Submitted to: American Society for Microbiology
Publication Type: Abstract Only
Publication Acceptance Date: October 9, 2003
Publication Date: December 2, 2003

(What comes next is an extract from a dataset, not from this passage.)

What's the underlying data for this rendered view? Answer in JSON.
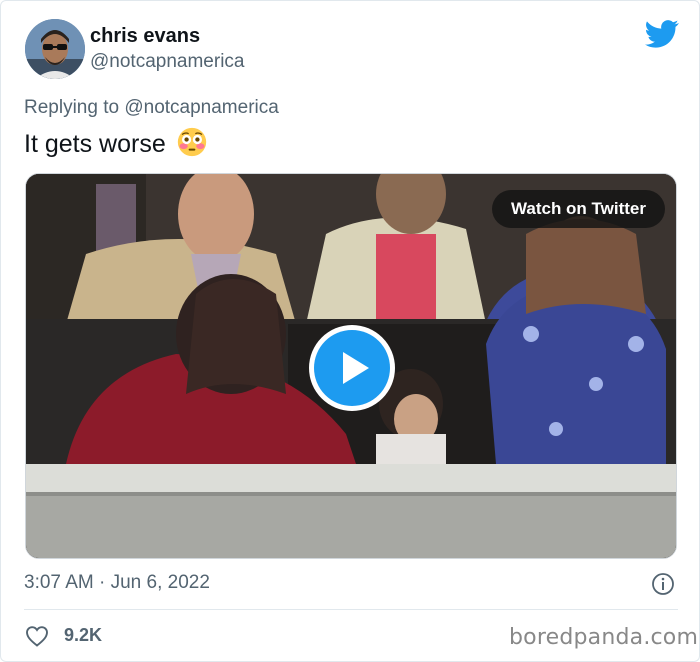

Citation: Martin, P.A., Gelman, D.B., Blackburn, M.B., Horise, E., Aldrich, J.R. 2003. Chromobacterium suttsuga: purple bacteria toxic to pest insects in the orders coleoptera, lepidoptera, hemiptera/homoptera, and heteroptera. American Society for Microbiology. Abstract Q-077 Vol. 104. Technical Abstract: Chromobacterium suttsuga, strain PRAA4-1 was found to kill Colorado potato beetle larvae fed on diet containing this strain. Since its discovery, these purple bacteria have been tested against a variety of pest insects and found to be toxic to pests in the orders Lepidoptera, Hemiptera/Homoptera,Heteroptera as well as in the order Coleoptera. Tests on Colorado potato beetle (Leptinotarsa decemlineata) larvae were performed using pellets of freeze-dried artificial diet. For whole cultures of bacteria, application of 10 mg wet weight per diet pellet resulted in 100% mortality in 120 hours. When a feeding stimulant laced with 30 mg/ml C. suttsuga was tested against corn rootworm adults, 80% mortality was observed after 120 hours. Adult whiteflies (Bemisia tabaci, Strain B) that were membrane-fed on artificial diet containing 5% of a cell-free bacterial preparation exhibited 100% mortality after 4 days. One hundred percent of stink bugs (Nezara viridula) that were provided with water containing the bacteria, at a concentration of 15 mg/ml, died within 6 days. For all insects tested, it was not necessary for the bacteria to be living for the preparation to be toxic. Maximum toxicity was observed when the bacterial culture was at least 48 hours old, and harvested culturesretained their toxicity for at least 2 months when stored in liquid suspension at room temperature. Data support the existence of multiple toxins, the identities of which remain elusive. When cells grown on L medium were precipitated by centrifugation, the supernatant was toxic to both whiteflies and stink bugs. However, for Colorado potato beetles, the toxicity was primarily associated with the cellular component, although additional toxic material could be removed from the cells by extraction with either Triton X or CHAPS. When either the bacterial suspension or the supernatant of a centrifuged sample of C. suttsuga was filtered through molecular weight cut-off filters, most of the toxicity was retained by the 100 KDa filter indicating that the toxins are large macromolecules or part of a large aggregate.